→ **About this exercise**:
Collect every line of the records below that contains the word "JSON".
= = = = = = =
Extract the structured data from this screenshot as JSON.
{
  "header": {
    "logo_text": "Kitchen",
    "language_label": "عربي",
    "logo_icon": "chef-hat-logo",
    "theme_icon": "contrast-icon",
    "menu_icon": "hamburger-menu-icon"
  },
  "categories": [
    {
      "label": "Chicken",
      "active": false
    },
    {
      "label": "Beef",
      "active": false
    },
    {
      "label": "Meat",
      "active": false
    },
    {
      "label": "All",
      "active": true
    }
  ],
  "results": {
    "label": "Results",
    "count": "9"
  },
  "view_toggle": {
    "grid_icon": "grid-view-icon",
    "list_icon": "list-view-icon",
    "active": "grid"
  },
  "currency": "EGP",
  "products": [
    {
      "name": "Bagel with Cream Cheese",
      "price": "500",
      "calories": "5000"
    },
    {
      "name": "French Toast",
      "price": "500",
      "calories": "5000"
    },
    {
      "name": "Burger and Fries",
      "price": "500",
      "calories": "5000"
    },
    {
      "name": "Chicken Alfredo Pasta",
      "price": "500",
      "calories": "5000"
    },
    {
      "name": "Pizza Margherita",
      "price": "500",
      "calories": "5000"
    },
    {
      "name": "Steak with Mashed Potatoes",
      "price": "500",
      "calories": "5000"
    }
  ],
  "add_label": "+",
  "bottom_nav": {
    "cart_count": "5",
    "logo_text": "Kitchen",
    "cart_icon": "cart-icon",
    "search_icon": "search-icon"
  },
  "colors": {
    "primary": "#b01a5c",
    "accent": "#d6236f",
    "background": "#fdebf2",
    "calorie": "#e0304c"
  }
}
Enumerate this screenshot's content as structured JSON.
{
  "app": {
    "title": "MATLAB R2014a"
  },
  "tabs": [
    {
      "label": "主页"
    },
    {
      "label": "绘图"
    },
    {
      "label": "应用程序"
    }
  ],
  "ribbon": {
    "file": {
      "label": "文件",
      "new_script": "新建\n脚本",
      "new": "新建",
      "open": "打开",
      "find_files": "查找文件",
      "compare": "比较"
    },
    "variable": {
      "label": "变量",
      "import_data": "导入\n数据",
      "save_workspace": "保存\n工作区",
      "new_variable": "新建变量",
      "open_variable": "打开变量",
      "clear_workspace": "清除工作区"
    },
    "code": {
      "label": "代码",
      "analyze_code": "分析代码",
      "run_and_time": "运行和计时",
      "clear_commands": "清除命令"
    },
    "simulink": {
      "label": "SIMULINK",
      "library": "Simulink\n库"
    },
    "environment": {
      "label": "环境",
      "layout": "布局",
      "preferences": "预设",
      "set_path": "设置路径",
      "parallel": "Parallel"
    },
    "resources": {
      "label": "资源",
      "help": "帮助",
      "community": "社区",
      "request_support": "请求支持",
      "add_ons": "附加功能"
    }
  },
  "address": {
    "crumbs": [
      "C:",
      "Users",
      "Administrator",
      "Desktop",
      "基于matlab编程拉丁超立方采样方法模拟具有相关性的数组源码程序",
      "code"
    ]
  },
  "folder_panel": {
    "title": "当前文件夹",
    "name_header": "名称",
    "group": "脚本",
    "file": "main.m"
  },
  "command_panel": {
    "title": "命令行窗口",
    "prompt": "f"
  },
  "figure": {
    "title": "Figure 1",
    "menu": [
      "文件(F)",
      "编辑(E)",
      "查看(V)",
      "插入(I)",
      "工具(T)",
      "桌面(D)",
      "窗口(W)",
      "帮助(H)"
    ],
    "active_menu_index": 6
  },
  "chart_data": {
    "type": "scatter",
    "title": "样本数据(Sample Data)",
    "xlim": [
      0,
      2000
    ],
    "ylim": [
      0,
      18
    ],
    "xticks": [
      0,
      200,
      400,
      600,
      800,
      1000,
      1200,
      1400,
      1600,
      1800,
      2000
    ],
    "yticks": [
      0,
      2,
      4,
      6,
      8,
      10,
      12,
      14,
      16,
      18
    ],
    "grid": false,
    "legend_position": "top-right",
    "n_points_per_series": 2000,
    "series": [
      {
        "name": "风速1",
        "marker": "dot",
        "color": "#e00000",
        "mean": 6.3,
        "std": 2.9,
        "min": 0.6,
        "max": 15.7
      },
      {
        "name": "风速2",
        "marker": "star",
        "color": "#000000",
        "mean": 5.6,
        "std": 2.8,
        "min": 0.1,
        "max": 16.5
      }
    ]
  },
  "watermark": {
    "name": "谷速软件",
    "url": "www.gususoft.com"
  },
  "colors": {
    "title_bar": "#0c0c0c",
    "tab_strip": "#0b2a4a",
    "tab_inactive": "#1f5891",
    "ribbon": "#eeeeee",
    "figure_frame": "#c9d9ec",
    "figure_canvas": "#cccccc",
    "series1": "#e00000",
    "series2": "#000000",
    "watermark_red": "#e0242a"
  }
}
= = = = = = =
→ **Your solution**:
Extract the structured data from this screenshot as JSON.
Enumerate this screenshot's content as structured JSON.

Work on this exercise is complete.